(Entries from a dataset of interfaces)
● ● ● ● ● ● ●
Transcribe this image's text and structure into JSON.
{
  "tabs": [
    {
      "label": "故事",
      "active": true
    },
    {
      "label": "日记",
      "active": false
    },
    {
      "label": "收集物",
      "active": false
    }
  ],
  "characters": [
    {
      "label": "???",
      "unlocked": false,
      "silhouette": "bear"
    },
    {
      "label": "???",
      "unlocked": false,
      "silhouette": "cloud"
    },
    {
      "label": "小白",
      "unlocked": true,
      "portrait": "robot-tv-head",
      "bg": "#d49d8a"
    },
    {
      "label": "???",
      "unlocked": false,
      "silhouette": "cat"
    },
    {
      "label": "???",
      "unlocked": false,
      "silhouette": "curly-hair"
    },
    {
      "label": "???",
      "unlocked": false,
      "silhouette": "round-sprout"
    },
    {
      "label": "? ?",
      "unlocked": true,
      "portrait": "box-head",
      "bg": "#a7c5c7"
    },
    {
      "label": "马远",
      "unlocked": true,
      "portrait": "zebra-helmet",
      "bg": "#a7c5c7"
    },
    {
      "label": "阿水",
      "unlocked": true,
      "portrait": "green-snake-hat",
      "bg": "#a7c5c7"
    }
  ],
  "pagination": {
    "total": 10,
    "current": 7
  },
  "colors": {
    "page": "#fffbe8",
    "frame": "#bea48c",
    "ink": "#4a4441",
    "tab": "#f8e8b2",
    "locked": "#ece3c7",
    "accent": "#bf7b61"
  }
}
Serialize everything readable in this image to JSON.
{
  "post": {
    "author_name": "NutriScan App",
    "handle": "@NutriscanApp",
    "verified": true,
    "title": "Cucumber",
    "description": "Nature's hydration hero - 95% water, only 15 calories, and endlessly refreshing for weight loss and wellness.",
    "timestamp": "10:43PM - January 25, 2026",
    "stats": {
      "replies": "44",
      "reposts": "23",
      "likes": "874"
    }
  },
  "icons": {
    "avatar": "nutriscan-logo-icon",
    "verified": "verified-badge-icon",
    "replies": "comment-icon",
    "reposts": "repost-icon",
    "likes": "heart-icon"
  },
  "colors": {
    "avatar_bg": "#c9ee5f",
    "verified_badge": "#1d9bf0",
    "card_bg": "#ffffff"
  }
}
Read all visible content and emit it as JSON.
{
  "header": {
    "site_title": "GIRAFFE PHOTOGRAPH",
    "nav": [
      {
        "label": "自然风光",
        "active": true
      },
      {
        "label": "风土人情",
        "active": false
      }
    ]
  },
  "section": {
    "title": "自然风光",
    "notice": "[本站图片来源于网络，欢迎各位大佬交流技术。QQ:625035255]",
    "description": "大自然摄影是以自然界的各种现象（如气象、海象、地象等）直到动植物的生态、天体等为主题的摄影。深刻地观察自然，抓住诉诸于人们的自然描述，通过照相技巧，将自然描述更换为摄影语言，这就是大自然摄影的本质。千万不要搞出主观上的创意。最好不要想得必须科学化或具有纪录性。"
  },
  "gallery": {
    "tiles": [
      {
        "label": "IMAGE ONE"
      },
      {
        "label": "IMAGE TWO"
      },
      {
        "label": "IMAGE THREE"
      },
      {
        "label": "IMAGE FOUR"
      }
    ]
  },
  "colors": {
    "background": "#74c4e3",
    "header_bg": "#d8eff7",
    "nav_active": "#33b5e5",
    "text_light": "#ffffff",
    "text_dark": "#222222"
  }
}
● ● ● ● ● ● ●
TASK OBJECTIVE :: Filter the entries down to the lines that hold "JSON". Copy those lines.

ANSWER TO THIS TASK ::
Transcribe this image's text and structure into JSON.
Serialize everything readable in this image to JSON.
Read all visible content and emit it as JSON.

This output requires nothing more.